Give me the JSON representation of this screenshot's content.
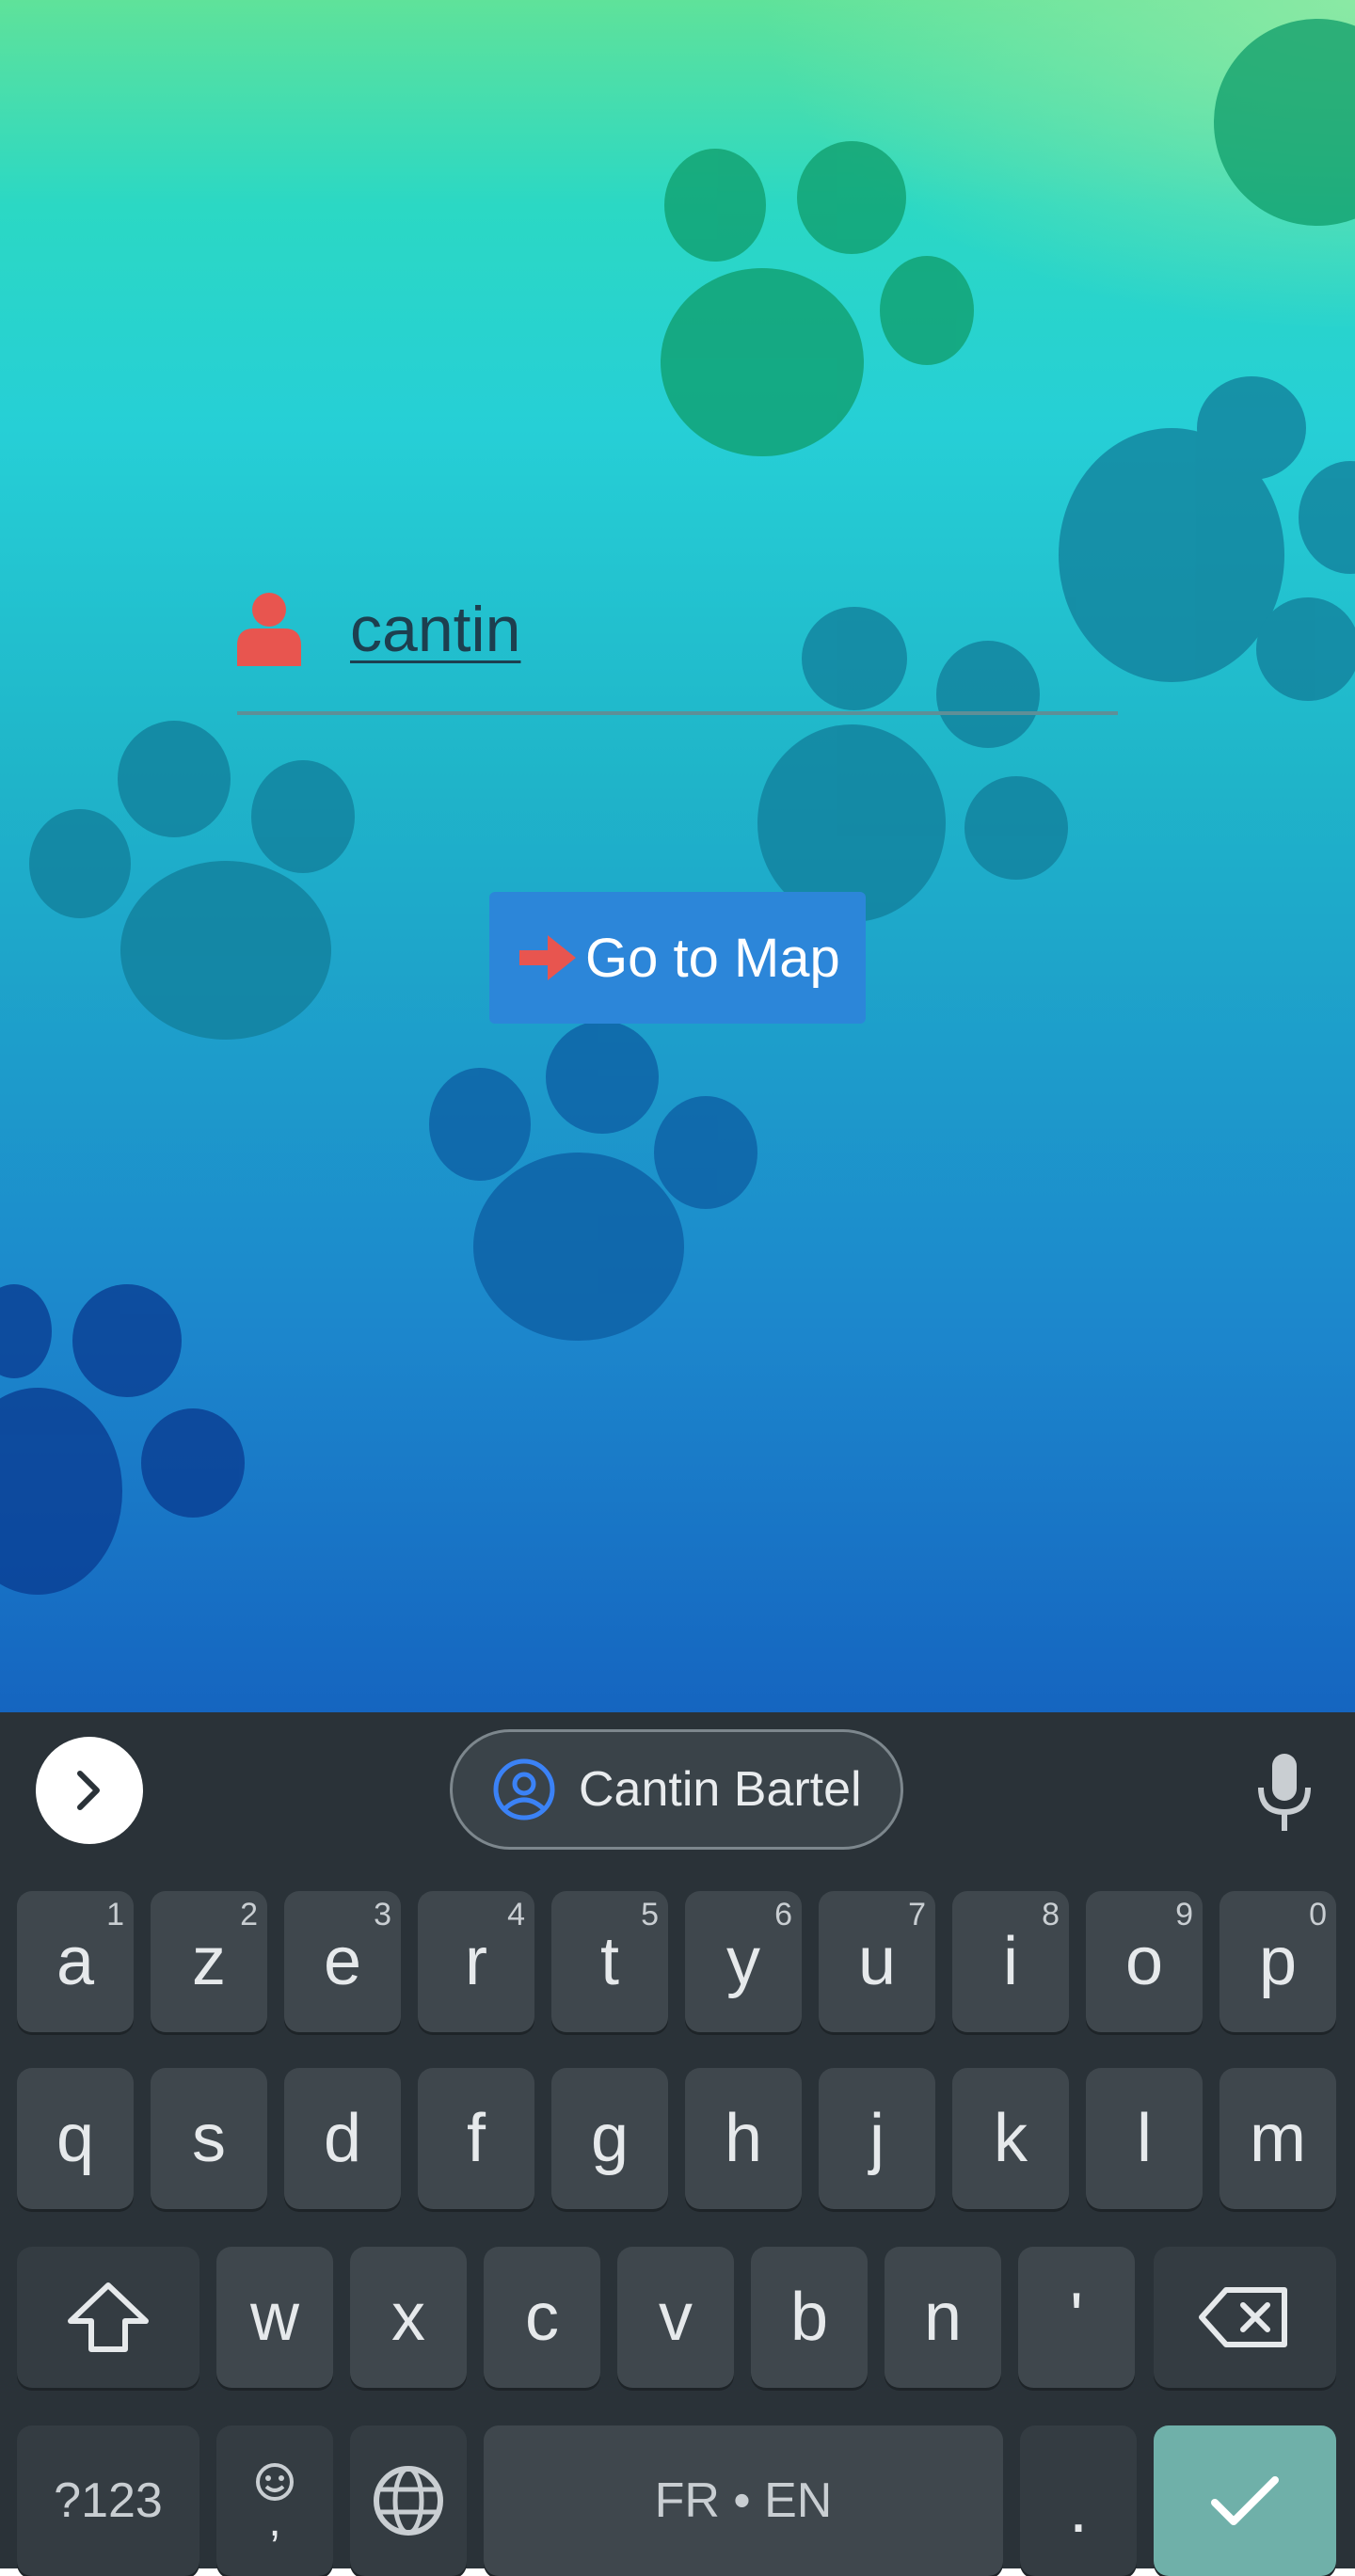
{
  "app": {
    "username": "cantin",
    "go_button_label": "Go to Map"
  },
  "keyboard": {
    "suggestion": "Cantin Bartel",
    "row1": [
      {
        "letter": "a",
        "hint": "1"
      },
      {
        "letter": "z",
        "hint": "2"
      },
      {
        "letter": "e",
        "hint": "3"
      },
      {
        "letter": "r",
        "hint": "4"
      },
      {
        "letter": "t",
        "hint": "5"
      },
      {
        "letter": "y",
        "hint": "6"
      },
      {
        "letter": "u",
        "hint": "7"
      },
      {
        "letter": "i",
        "hint": "8"
      },
      {
        "letter": "o",
        "hint": "9"
      },
      {
        "letter": "p",
        "hint": "0"
      }
    ],
    "row2": [
      "q",
      "s",
      "d",
      "f",
      "g",
      "h",
      "j",
      "k",
      "l",
      "m"
    ],
    "row3": [
      "w",
      "x",
      "c",
      "v",
      "b",
      "n",
      "'"
    ],
    "symbols_label": "?123",
    "comma_label": ",",
    "space_label": "FR • EN",
    "period_label": "."
  },
  "colors": {
    "accent_red": "#e8554f",
    "button_blue": "#2c86d9",
    "enter_key": "#6fb0a9"
  }
}
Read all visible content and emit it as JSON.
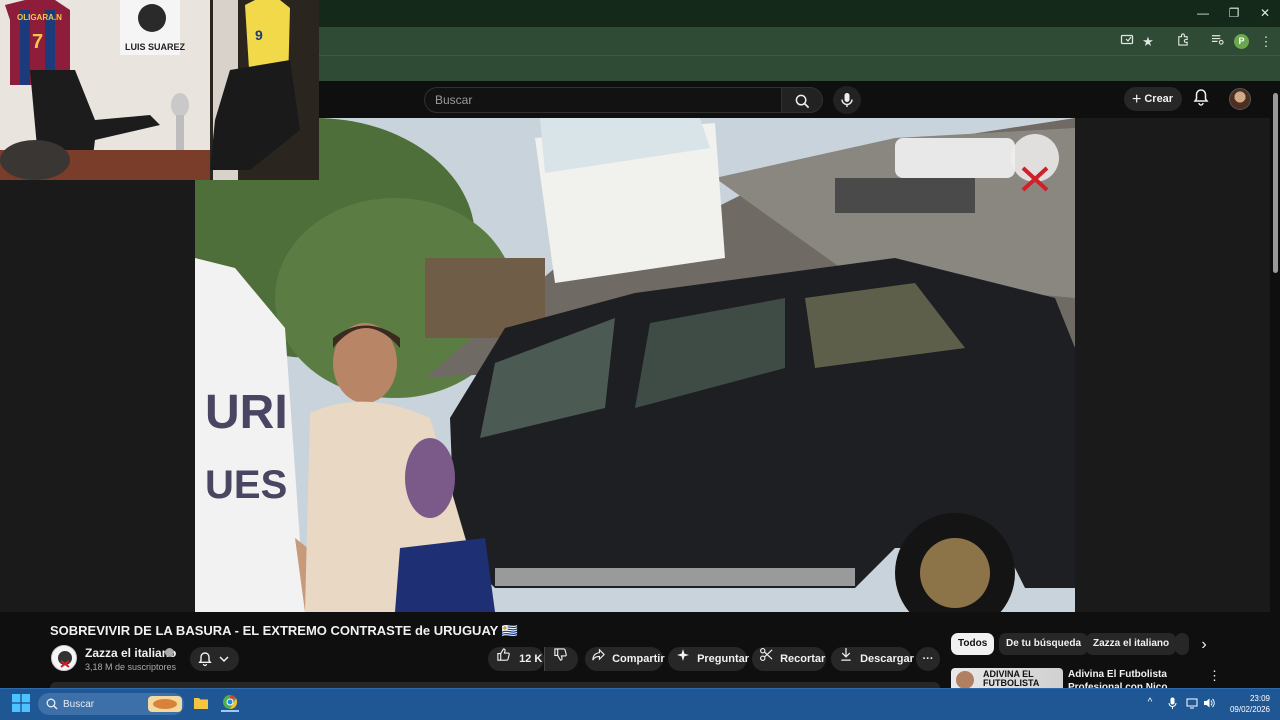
{
  "browser": {
    "window_controls": {
      "minimize": "—",
      "restore": "❐",
      "close": "✕"
    },
    "profile_initial": "P"
  },
  "youtube": {
    "search": {
      "placeholder": "Buscar"
    },
    "create_label": "Crear"
  },
  "video": {
    "title": "SOBREVIVIR DE LA BASURA - EL EXTREMO CONTRASTE de URUGUAY 🇺🇾",
    "channel_name": "Zazza el italiano",
    "subscribers": "3,18 M de suscriptores",
    "actions": {
      "likes": "12 K",
      "share": "Compartir",
      "ask": "Preguntar",
      "clip": "Recortar",
      "download": "Descargar",
      "more": "···"
    }
  },
  "sidebar": {
    "chips": [
      "Todos",
      "De tu búsqueda",
      "Zazza el italiano"
    ],
    "recommendation": {
      "thumbnail_text": "ADIVINA EL FUTBOLISTA",
      "title": "Adivina El Futbolista Profesional con Nico Williams"
    }
  },
  "taskbar": {
    "search_label": "Buscar",
    "time": "23:09",
    "date": "09/02/2026"
  },
  "webcam": {
    "poster_text": "LUIS SUAREZ",
    "jersey_text": "OLIGARA.N"
  }
}
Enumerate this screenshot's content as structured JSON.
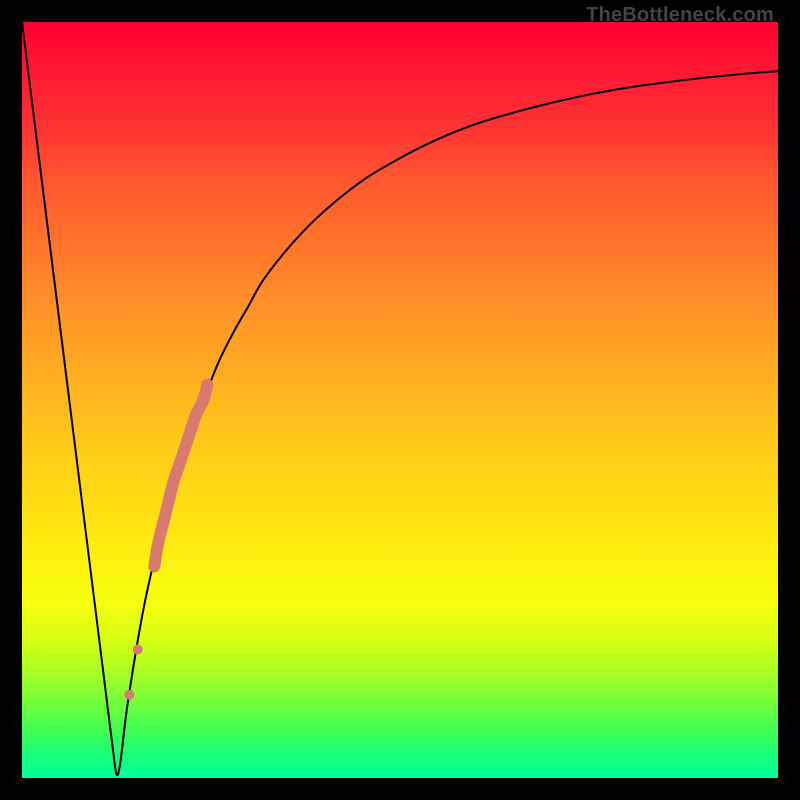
{
  "watermark": "TheBottleneck.com",
  "chart_data": {
    "type": "line",
    "title": "",
    "xlabel": "",
    "ylabel": "",
    "xlim": [
      0,
      100
    ],
    "ylim": [
      0,
      100
    ],
    "grid": false,
    "series": [
      {
        "name": "bottleneck-curve",
        "x": [
          0,
          2,
          4,
          6,
          8,
          10,
          11,
          12,
          12.5,
          13,
          14,
          16,
          18,
          20,
          22,
          24,
          26,
          28,
          30,
          32,
          36,
          40,
          45,
          50,
          55,
          60,
          65,
          70,
          75,
          80,
          85,
          90,
          95,
          100
        ],
        "y": [
          100,
          84,
          68,
          52,
          36,
          20,
          12,
          4,
          0.5,
          2,
          10,
          22,
          31,
          39,
          45,
          50,
          55,
          59,
          62.5,
          66,
          71,
          75,
          79,
          82,
          84.5,
          86.5,
          88,
          89.3,
          90.4,
          91.3,
          92,
          92.6,
          93.1,
          93.5
        ],
        "color": "#000000",
        "stroke_width": 2
      },
      {
        "name": "highlight-segment",
        "x": [
          17.5,
          18,
          19,
          20,
          21,
          22,
          23,
          24,
          24.5
        ],
        "y": [
          28,
          31,
          35,
          39,
          42,
          45,
          48,
          50,
          52
        ],
        "color": "#d97a70",
        "stroke_width": 12,
        "linecap": "round"
      }
    ],
    "points": [
      {
        "name": "highlight-dot-a",
        "x": 14.2,
        "y": 11,
        "r": 5,
        "color": "#d97a70"
      },
      {
        "name": "highlight-dot-b",
        "x": 15.3,
        "y": 17,
        "r": 5,
        "color": "#d97a70"
      }
    ],
    "background_gradient": {
      "top": "#ff0033",
      "bottom": "#00ff99"
    }
  }
}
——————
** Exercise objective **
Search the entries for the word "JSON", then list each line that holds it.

** Response area **
Give me the JSON representation of this screenshot's content.
Read all visible content and emit it as JSON.
Enumerate this screenshot's content as structured JSON.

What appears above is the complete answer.